• SOURCE INFORMATION:
----------------------------------------

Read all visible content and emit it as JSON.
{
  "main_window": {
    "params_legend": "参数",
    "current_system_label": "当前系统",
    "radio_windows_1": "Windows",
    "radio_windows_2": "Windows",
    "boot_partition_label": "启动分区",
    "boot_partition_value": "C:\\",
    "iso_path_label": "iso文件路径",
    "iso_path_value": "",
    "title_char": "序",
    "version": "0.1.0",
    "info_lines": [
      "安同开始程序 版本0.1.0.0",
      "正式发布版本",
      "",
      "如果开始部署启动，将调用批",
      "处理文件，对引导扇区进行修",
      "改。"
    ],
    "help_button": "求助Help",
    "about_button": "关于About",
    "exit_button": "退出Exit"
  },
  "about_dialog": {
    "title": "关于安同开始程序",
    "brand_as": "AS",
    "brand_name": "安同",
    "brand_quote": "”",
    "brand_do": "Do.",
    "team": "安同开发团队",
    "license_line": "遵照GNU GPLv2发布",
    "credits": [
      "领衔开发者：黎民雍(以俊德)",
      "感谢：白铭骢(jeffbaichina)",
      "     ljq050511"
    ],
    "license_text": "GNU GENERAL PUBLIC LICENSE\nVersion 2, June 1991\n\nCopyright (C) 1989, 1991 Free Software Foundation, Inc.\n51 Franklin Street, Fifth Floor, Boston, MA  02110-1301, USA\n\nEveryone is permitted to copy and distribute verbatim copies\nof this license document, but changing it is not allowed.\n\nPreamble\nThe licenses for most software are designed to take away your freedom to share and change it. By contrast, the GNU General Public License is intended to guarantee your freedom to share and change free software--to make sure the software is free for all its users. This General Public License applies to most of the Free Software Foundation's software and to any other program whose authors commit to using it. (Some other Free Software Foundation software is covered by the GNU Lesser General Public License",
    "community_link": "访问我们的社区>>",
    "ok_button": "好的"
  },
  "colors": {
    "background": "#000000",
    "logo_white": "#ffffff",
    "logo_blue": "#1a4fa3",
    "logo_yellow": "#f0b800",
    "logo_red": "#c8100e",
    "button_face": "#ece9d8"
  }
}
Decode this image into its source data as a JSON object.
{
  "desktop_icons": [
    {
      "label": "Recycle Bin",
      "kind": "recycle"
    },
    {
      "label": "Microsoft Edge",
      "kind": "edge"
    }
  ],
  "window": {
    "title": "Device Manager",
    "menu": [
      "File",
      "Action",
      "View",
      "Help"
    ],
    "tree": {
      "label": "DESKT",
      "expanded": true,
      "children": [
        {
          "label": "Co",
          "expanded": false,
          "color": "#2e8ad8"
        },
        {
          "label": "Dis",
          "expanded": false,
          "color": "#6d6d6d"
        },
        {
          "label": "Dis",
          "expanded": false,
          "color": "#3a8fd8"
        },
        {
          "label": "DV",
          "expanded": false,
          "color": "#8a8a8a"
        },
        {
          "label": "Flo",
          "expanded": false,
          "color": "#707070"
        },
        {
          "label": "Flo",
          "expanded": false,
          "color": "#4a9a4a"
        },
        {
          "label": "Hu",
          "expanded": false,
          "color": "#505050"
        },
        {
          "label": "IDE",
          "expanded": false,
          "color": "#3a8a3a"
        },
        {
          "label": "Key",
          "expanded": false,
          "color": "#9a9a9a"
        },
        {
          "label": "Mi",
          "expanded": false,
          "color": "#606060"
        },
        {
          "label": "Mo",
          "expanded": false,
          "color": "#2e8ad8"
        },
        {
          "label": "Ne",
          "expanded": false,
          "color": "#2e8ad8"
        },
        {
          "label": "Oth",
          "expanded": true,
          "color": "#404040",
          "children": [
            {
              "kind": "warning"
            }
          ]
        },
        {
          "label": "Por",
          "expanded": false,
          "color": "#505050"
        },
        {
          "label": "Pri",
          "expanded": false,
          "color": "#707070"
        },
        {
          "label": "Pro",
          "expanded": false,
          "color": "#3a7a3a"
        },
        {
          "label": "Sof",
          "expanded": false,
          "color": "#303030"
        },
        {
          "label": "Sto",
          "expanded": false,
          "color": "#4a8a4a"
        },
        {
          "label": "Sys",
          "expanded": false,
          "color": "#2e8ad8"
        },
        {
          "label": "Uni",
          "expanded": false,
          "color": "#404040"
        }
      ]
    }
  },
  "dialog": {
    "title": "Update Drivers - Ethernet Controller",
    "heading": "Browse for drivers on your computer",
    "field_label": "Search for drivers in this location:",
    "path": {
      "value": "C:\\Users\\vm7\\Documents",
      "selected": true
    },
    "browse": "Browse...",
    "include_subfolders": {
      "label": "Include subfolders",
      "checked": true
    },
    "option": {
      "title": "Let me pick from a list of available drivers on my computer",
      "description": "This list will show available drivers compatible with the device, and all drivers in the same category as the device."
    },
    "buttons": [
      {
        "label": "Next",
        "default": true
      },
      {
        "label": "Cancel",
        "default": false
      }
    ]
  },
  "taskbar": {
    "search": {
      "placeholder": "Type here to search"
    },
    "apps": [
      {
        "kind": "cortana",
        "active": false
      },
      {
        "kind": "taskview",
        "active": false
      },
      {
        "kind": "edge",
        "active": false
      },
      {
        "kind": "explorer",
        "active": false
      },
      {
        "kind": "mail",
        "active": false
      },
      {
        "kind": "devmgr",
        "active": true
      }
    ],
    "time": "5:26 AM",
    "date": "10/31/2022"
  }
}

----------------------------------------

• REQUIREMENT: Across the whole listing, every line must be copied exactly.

• TASK OUTPUT:
Read all visible content and emit it as JSON.
{
  "main_window": {
    "params_legend": "参数",
    "current_system_label": "当前系统",
    "radio_windows_1": "Windows",
    "radio_windows_2": "Windows",
    "boot_partition_label": "启动分区",
    "boot_partition_value": "C:\\",
    "iso_path_label": "iso文件路径",
    "iso_path_value": "",
    "title_char": "序",
    "version": "0.1.0",
    "info_lines": [
      "安同开始程序 版本0.1.0.0",
      "正式发布版本",
      "",
      "如果开始部署启动，将调用批",
      "处理文件，对引导扇区进行修",
      "改。"
    ],
    "help_button": "求助Help",
    "about_button": "关于About",
    "exit_button": "退出Exit"
  },
  "about_dialog": {
    "title": "关于安同开始程序",
    "brand_as": "AS",
    "brand_name": "安同",
    "brand_quote": "”",
    "brand_do": "Do.",
    "team": "安同开发团队",
    "license_line": "遵照GNU GPLv2发布",
    "credits": [
      "领衔开发者：黎民雍(以俊德)",
      "感谢：白铭骢(jeffbaichina)",
      "     ljq050511"
    ],
    "license_text": "GNU GENERAL PUBLIC LICENSE\nVersion 2, June 1991\n\nCopyright (C) 1989, 1991 Free Software Foundation, Inc.\n51 Franklin Street, Fifth Floor, Boston, MA  02110-1301, USA\n\nEveryone is permitted to copy and distribute verbatim copies\nof this license document, but changing it is not allowed.\n\nPreamble\nThe licenses for most software are designed to take away your freedom to share and change it. By contrast, the GNU General Public License is intended to guarantee your freedom to share and change free software--to make sure the software is free for all its users. This General Public License applies to most of the Free Software Foundation's software and to any other program whose authors commit to using it. (Some other Free Software Foundation software is covered by the GNU Lesser General Public License",
    "community_link": "访问我们的社区>>",
    "ok_button": "好的"
  },
  "colors": {
    "background": "#000000",
    "logo_white": "#ffffff",
    "logo_blue": "#1a4fa3",
    "logo_yellow": "#f0b800",
    "logo_red": "#c8100e",
    "button_face": "#ece9d8"
  }
}
Decode this image into its source data as a JSON object.
{
  "desktop_icons": [
    {
      "label": "Recycle Bin",
      "kind": "recycle"
    },
    {
      "label": "Microsoft Edge",
      "kind": "edge"
    }
  ],
  "window": {
    "title": "Device Manager",
    "menu": [
      "File",
      "Action",
      "View",
      "Help"
    ],
    "tree": {
      "label": "DESKT",
      "expanded": true,
      "children": [
        {
          "label": "Co",
          "expanded": false,
          "color": "#2e8ad8"
        },
        {
          "label": "Dis",
          "expanded": false,
          "color": "#6d6d6d"
        },
        {
          "label": "Dis",
          "expanded": false,
          "color": "#3a8fd8"
        },
        {
          "label": "DV",
          "expanded": false,
          "color": "#8a8a8a"
        },
        {
          "label": "Flo",
          "expanded": false,
          "color": "#707070"
        },
        {
          "label": "Flo",
          "expanded": false,
          "color": "#4a9a4a"
        },
        {
          "label": "Hu",
          "expanded": false,
          "color": "#505050"
        },
        {
          "label": "IDE",
          "expanded": false,
          "color": "#3a8a3a"
        },
        {
          "label": "Key",
          "expanded": false,
          "color": "#9a9a9a"
        },
        {
          "label": "Mi",
          "expanded": false,
          "color": "#606060"
        },
        {
          "label": "Mo",
          "expanded": false,
          "color": "#2e8ad8"
        },
        {
          "label": "Ne",
          "expanded": false,
          "color": "#2e8ad8"
        },
        {
          "label": "Oth",
          "expanded": true,
          "color": "#404040",
          "children": [
            {
              "kind": "warning"
            }
          ]
        },
        {
          "label": "Por",
          "expanded": false,
          "color": "#505050"
        },
        {
          "label": "Pri",
          "expanded": false,
          "color": "#707070"
        },
        {
          "label": "Pro",
          "expanded": false,
          "color": "#3a7a3a"
        },
        {
          "label": "Sof",
          "expanded": false,
          "color": "#303030"
        },
        {
          "label": "Sto",
          "expanded": false,
          "color": "#4a8a4a"
        },
        {
          "label": "Sys",
          "expanded": false,
          "color": "#2e8ad8"
        },
        {
          "label": "Uni",
          "expanded": false,
          "color": "#404040"
        }
      ]
    }
  },
  "dialog": {
    "title": "Update Drivers - Ethernet Controller",
    "heading": "Browse for drivers on your computer",
    "field_label": "Search for drivers in this location:",
    "path": {
      "value": "C:\\Users\\vm7\\Documents",
      "selected": true
    },
    "browse": "Browse...",
    "include_subfolders": {
      "label": "Include subfolders",
      "checked": true
    },
    "option": {
      "title": "Let me pick from a list of available drivers on my computer",
      "description": "This list will show available drivers compatible with the device, and all drivers in the same category as the device."
    },
    "buttons": [
      {
        "label": "Next",
        "default": true
      },
      {
        "label": "Cancel",
        "default": false
      }
    ]
  },
  "taskbar": {
    "search": {
      "placeholder": "Type here to search"
    },
    "apps": [
      {
        "kind": "cortana",
        "active": false
      },
      {
        "kind": "taskview",
        "active": false
      },
      {
        "kind": "edge",
        "active": false
      },
      {
        "kind": "explorer",
        "active": false
      },
      {
        "kind": "mail",
        "active": false
      },
      {
        "kind": "devmgr",
        "active": true
      }
    ],
    "time": "5:26 AM",
    "date": "10/31/2022"
  }
}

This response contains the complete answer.